* **Requirement**
Your task is to return, word for word, only the lines from the line with "Extract the structured" through the close of the data. Exclude all pictures.

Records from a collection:
________
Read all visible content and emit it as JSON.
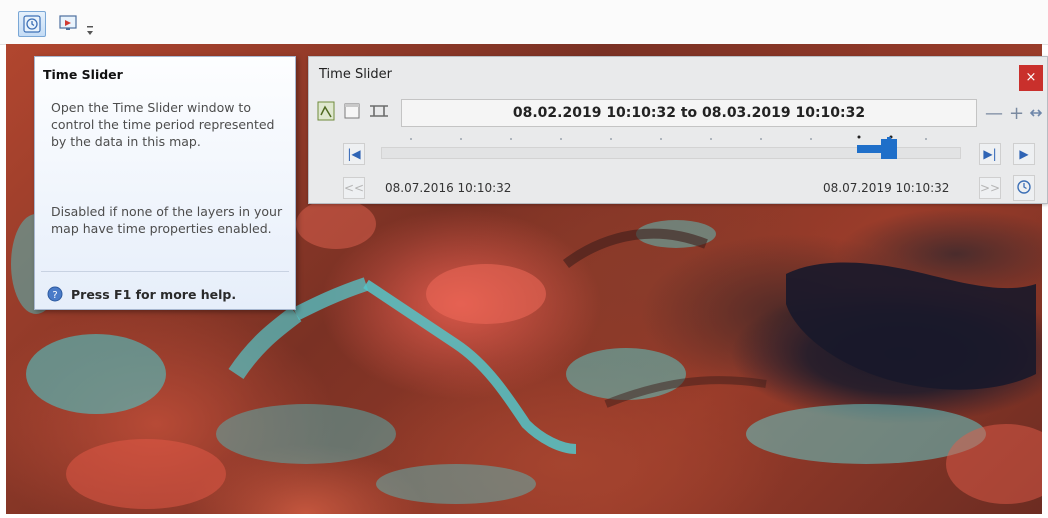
{
  "toolbar": {
    "buttons": [
      {
        "name": "time-slider-button",
        "icon": "clock-icon"
      },
      {
        "name": "desktop-button",
        "icon": "monitor-icon"
      }
    ]
  },
  "time_slider": {
    "title": "Time Slider",
    "close_label": "×",
    "range_text": "08.02.2019 10:10:32 to 08.03.2019 10:10:32",
    "start_label": "08.07.2016 10:10:32",
    "end_label": "08.07.2019 10:10:32",
    "zoom_out_label": "—",
    "zoom_in_label": "+",
    "back_step_label": "<<",
    "forward_step_label": ">>",
    "first_label": "|◀",
    "last_label": "▶|",
    "play_label": "▶",
    "thumb_position": 0.92
  },
  "tooltip": {
    "title": "Time Slider",
    "para1": "Open the Time Slider window to control the time period represented by the data in this map.",
    "para2": "Disabled if none of the layers in your map have time properties enabled.",
    "help": "Press F1 for more help."
  },
  "colors": {
    "close_red": "#c9302c",
    "thumb_blue": "#1f6fc9"
  }
}
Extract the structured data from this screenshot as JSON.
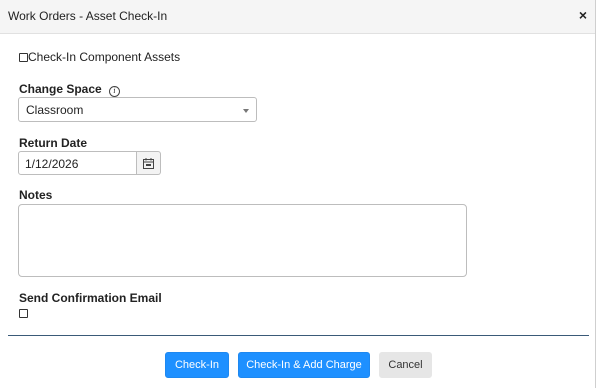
{
  "dialog": {
    "title": "Work Orders - Asset Check-In",
    "close_label": "×"
  },
  "form": {
    "component_assets_label": "Check-In Component Assets",
    "component_assets_checked": false,
    "change_space_label": "Change Space",
    "change_space_value": "Classroom",
    "return_date_label": "Return Date",
    "return_date_value": "1/12/2026",
    "notes_label": "Notes",
    "notes_value": "",
    "send_email_label": "Send Confirmation Email",
    "send_email_checked": false
  },
  "buttons": {
    "checkin": "Check-In",
    "checkin_add_charge": "Check-In & Add Charge",
    "cancel": "Cancel"
  },
  "icons": {
    "info": "info-icon",
    "calendar": "calendar-icon",
    "dropdown": "chevron-down-icon",
    "close": "close-icon"
  },
  "colors": {
    "primary": "#1e90ff",
    "divider": "#3a5a78",
    "title_bar": "#f5f5f5"
  }
}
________
* **Reply**
Extract the structured data from this screenshot as JSON.
{
  "dialog": {
    "title": "Work Orders - Asset Check-In",
    "close_label": "×"
  },
  "form": {
    "component_assets_label": "Check-In Component Assets",
    "component_assets_checked": false,
    "change_space_label": "Change Space",
    "change_space_value": "Classroom",
    "return_date_label": "Return Date",
    "return_date_value": "1/12/2026",
    "notes_label": "Notes",
    "notes_value": "",
    "send_email_label": "Send Confirmation Email",
    "send_email_checked": false
  },
  "buttons": {
    "checkin": "Check-In",
    "checkin_add_charge": "Check-In & Add Charge",
    "cancel": "Cancel"
  },
  "icons": {
    "info": "info-icon",
    "calendar": "calendar-icon",
    "dropdown": "chevron-down-icon",
    "close": "close-icon"
  },
  "colors": {
    "primary": "#1e90ff",
    "divider": "#3a5a78",
    "title_bar": "#f5f5f5"
  }
}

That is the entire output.